§ PROBLEM REQUIREMENTS:
A verbatim copy of the data below is the required output.

§ Dataset rows describing interfaces:
===

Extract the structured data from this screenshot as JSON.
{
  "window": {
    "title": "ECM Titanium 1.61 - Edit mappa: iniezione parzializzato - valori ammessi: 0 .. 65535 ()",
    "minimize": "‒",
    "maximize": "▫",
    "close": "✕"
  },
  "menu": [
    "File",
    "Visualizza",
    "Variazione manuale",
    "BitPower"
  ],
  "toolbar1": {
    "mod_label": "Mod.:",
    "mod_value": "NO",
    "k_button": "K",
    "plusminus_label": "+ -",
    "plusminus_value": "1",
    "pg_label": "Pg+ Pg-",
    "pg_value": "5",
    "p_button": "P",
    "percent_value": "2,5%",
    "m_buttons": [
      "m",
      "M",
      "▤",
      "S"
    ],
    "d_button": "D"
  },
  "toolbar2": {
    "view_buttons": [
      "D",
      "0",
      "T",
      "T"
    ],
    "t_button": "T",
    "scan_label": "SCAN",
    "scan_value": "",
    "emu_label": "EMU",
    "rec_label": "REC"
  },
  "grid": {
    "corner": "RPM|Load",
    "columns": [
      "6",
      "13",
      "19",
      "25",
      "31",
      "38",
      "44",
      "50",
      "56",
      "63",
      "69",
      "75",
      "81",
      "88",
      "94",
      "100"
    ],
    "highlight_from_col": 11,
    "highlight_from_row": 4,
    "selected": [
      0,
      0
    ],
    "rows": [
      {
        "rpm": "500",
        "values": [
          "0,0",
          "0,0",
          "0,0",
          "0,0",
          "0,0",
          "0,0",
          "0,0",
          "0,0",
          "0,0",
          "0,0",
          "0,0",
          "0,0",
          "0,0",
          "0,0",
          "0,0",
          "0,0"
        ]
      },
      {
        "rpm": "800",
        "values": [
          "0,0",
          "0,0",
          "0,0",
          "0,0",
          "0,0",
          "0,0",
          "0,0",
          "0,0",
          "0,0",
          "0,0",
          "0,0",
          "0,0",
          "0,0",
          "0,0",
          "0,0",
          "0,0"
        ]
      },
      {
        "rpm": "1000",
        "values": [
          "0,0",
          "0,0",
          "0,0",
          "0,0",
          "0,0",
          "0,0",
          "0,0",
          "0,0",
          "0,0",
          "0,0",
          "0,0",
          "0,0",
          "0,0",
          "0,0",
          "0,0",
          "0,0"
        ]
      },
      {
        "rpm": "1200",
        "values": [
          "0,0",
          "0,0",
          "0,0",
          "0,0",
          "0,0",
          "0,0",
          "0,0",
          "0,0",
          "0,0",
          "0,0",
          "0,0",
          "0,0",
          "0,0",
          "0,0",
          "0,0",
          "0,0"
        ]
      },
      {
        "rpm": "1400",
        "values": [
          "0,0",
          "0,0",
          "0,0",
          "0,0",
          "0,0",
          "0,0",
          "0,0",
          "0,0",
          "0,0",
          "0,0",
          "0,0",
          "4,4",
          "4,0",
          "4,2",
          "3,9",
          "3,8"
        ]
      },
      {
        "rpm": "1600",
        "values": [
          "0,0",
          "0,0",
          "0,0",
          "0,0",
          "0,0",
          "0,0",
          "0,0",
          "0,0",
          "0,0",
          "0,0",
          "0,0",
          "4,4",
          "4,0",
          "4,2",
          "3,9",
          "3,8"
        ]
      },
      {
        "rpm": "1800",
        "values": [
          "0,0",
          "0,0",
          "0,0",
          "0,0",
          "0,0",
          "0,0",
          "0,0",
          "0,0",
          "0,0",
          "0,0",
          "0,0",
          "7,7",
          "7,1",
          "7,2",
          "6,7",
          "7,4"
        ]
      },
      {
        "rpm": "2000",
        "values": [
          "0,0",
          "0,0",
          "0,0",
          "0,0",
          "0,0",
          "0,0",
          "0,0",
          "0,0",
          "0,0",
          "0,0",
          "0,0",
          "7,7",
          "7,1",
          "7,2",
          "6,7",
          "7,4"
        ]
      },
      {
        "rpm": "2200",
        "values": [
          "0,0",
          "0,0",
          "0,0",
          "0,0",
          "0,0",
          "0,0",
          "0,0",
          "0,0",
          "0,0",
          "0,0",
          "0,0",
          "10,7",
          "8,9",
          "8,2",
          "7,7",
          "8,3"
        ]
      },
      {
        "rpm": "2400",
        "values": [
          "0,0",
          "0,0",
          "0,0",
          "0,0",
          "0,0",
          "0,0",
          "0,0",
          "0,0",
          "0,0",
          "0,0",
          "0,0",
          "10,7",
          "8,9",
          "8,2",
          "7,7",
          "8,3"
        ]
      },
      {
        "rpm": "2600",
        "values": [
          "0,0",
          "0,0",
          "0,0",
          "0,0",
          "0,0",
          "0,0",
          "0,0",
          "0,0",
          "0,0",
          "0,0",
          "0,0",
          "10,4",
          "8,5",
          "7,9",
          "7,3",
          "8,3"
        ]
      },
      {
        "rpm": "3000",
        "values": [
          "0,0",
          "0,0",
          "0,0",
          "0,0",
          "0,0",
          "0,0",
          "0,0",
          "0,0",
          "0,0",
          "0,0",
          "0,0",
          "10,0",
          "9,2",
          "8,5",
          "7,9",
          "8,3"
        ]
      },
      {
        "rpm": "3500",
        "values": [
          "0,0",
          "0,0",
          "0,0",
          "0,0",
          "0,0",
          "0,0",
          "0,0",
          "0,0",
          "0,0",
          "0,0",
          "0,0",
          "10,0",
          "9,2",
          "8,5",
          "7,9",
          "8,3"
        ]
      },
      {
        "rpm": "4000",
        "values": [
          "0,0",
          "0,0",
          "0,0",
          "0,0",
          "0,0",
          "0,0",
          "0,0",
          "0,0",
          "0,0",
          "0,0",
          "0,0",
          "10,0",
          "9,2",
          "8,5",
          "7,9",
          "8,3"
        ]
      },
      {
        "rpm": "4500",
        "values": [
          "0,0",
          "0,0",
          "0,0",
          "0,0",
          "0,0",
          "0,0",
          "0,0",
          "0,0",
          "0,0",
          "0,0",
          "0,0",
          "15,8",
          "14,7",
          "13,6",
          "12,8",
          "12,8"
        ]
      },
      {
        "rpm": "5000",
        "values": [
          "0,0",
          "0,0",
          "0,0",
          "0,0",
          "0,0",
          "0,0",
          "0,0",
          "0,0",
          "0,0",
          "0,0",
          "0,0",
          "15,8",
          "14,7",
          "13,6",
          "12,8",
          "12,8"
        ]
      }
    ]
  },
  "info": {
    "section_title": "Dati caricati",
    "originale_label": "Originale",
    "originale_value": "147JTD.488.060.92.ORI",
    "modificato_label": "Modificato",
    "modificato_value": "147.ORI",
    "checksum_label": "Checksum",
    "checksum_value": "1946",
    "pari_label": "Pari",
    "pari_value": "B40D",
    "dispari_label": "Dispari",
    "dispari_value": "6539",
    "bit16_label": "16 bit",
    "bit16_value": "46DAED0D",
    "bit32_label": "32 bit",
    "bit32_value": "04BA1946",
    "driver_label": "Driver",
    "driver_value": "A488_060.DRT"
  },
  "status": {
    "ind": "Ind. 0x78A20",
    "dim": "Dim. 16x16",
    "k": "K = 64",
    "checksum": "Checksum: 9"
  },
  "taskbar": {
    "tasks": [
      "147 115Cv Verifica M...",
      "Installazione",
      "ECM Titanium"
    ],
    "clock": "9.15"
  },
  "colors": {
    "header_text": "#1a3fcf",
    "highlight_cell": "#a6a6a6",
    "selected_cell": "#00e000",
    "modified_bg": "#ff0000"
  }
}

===

§ SOLUTION FOR THIS TASK:
Extract the structured data from this screenshot as JSON.
{
  "window": {
    "title": "ECM Titanium 1.61 - Edit mappa: iniezione parzializzato - valori ammessi: 0 .. 65535 ()",
    "minimize": "‒",
    "maximize": "▫",
    "close": "✕"
  },
  "menu": [
    "File",
    "Visualizza",
    "Variazione manuale",
    "BitPower"
  ],
  "toolbar1": {
    "mod_label": "Mod.:",
    "mod_value": "NO",
    "k_button": "K",
    "plusminus_label": "+ -",
    "plusminus_value": "1",
    "pg_label": "Pg+ Pg-",
    "pg_value": "5",
    "p_button": "P",
    "percent_value": "2,5%",
    "m_buttons": [
      "m",
      "M",
      "▤",
      "S"
    ],
    "d_button": "D"
  },
  "toolbar2": {
    "view_buttons": [
      "D",
      "0",
      "T",
      "T"
    ],
    "t_button": "T",
    "scan_label": "SCAN",
    "scan_value": "",
    "emu_label": "EMU",
    "rec_label": "REC"
  },
  "grid": {
    "corner": "RPM|Load",
    "columns": [
      "6",
      "13",
      "19",
      "25",
      "31",
      "38",
      "44",
      "50",
      "56",
      "63",
      "69",
      "75",
      "81",
      "88",
      "94",
      "100"
    ],
    "highlight_from_col": 11,
    "highlight_from_row": 4,
    "selected": [
      0,
      0
    ],
    "rows": [
      {
        "rpm": "500",
        "values": [
          "0,0",
          "0,0",
          "0,0",
          "0,0",
          "0,0",
          "0,0",
          "0,0",
          "0,0",
          "0,0",
          "0,0",
          "0,0",
          "0,0",
          "0,0",
          "0,0",
          "0,0",
          "0,0"
        ]
      },
      {
        "rpm": "800",
        "values": [
          "0,0",
          "0,0",
          "0,0",
          "0,0",
          "0,0",
          "0,0",
          "0,0",
          "0,0",
          "0,0",
          "0,0",
          "0,0",
          "0,0",
          "0,0",
          "0,0",
          "0,0",
          "0,0"
        ]
      },
      {
        "rpm": "1000",
        "values": [
          "0,0",
          "0,0",
          "0,0",
          "0,0",
          "0,0",
          "0,0",
          "0,0",
          "0,0",
          "0,0",
          "0,0",
          "0,0",
          "0,0",
          "0,0",
          "0,0",
          "0,0",
          "0,0"
        ]
      },
      {
        "rpm": "1200",
        "values": [
          "0,0",
          "0,0",
          "0,0",
          "0,0",
          "0,0",
          "0,0",
          "0,0",
          "0,0",
          "0,0",
          "0,0",
          "0,0",
          "0,0",
          "0,0",
          "0,0",
          "0,0",
          "0,0"
        ]
      },
      {
        "rpm": "1400",
        "values": [
          "0,0",
          "0,0",
          "0,0",
          "0,0",
          "0,0",
          "0,0",
          "0,0",
          "0,0",
          "0,0",
          "0,0",
          "0,0",
          "4,4",
          "4,0",
          "4,2",
          "3,9",
          "3,8"
        ]
      },
      {
        "rpm": "1600",
        "values": [
          "0,0",
          "0,0",
          "0,0",
          "0,0",
          "0,0",
          "0,0",
          "0,0",
          "0,0",
          "0,0",
          "0,0",
          "0,0",
          "4,4",
          "4,0",
          "4,2",
          "3,9",
          "3,8"
        ]
      },
      {
        "rpm": "1800",
        "values": [
          "0,0",
          "0,0",
          "0,0",
          "0,0",
          "0,0",
          "0,0",
          "0,0",
          "0,0",
          "0,0",
          "0,0",
          "0,0",
          "7,7",
          "7,1",
          "7,2",
          "6,7",
          "7,4"
        ]
      },
      {
        "rpm": "2000",
        "values": [
          "0,0",
          "0,0",
          "0,0",
          "0,0",
          "0,0",
          "0,0",
          "0,0",
          "0,0",
          "0,0",
          "0,0",
          "0,0",
          "7,7",
          "7,1",
          "7,2",
          "6,7",
          "7,4"
        ]
      },
      {
        "rpm": "2200",
        "values": [
          "0,0",
          "0,0",
          "0,0",
          "0,0",
          "0,0",
          "0,0",
          "0,0",
          "0,0",
          "0,0",
          "0,0",
          "0,0",
          "10,7",
          "8,9",
          "8,2",
          "7,7",
          "8,3"
        ]
      },
      {
        "rpm": "2400",
        "values": [
          "0,0",
          "0,0",
          "0,0",
          "0,0",
          "0,0",
          "0,0",
          "0,0",
          "0,0",
          "0,0",
          "0,0",
          "0,0",
          "10,7",
          "8,9",
          "8,2",
          "7,7",
          "8,3"
        ]
      },
      {
        "rpm": "2600",
        "values": [
          "0,0",
          "0,0",
          "0,0",
          "0,0",
          "0,0",
          "0,0",
          "0,0",
          "0,0",
          "0,0",
          "0,0",
          "0,0",
          "10,4",
          "8,5",
          "7,9",
          "7,3",
          "8,3"
        ]
      },
      {
        "rpm": "3000",
        "values": [
          "0,0",
          "0,0",
          "0,0",
          "0,0",
          "0,0",
          "0,0",
          "0,0",
          "0,0",
          "0,0",
          "0,0",
          "0,0",
          "10,0",
          "9,2",
          "8,5",
          "7,9",
          "8,3"
        ]
      },
      {
        "rpm": "3500",
        "values": [
          "0,0",
          "0,0",
          "0,0",
          "0,0",
          "0,0",
          "0,0",
          "0,0",
          "0,0",
          "0,0",
          "0,0",
          "0,0",
          "10,0",
          "9,2",
          "8,5",
          "7,9",
          "8,3"
        ]
      },
      {
        "rpm": "4000",
        "values": [
          "0,0",
          "0,0",
          "0,0",
          "0,0",
          "0,0",
          "0,0",
          "0,0",
          "0,0",
          "0,0",
          "0,0",
          "0,0",
          "10,0",
          "9,2",
          "8,5",
          "7,9",
          "8,3"
        ]
      },
      {
        "rpm": "4500",
        "values": [
          "0,0",
          "0,0",
          "0,0",
          "0,0",
          "0,0",
          "0,0",
          "0,0",
          "0,0",
          "0,0",
          "0,0",
          "0,0",
          "15,8",
          "14,7",
          "13,6",
          "12,8",
          "12,8"
        ]
      },
      {
        "rpm": "5000",
        "values": [
          "0,0",
          "0,0",
          "0,0",
          "0,0",
          "0,0",
          "0,0",
          "0,0",
          "0,0",
          "0,0",
          "0,0",
          "0,0",
          "15,8",
          "14,7",
          "13,6",
          "12,8",
          "12,8"
        ]
      }
    ]
  },
  "info": {
    "section_title": "Dati caricati",
    "originale_label": "Originale",
    "originale_value": "147JTD.488.060.92.ORI",
    "modificato_label": "Modificato",
    "modificato_value": "147.ORI",
    "checksum_label": "Checksum",
    "checksum_value": "1946",
    "pari_label": "Pari",
    "pari_value": "B40D",
    "dispari_label": "Dispari",
    "dispari_value": "6539",
    "bit16_label": "16 bit",
    "bit16_value": "46DAED0D",
    "bit32_label": "32 bit",
    "bit32_value": "04BA1946",
    "driver_label": "Driver",
    "driver_value": "A488_060.DRT"
  },
  "status": {
    "ind": "Ind. 0x78A20",
    "dim": "Dim. 16x16",
    "k": "K = 64",
    "checksum": "Checksum: 9"
  },
  "taskbar": {
    "tasks": [
      "147 115Cv Verifica M...",
      "Installazione",
      "ECM Titanium"
    ],
    "clock": "9.15"
  },
  "colors": {
    "header_text": "#1a3fcf",
    "highlight_cell": "#a6a6a6",
    "selected_cell": "#00e000",
    "modified_bg": "#ff0000"
  }
}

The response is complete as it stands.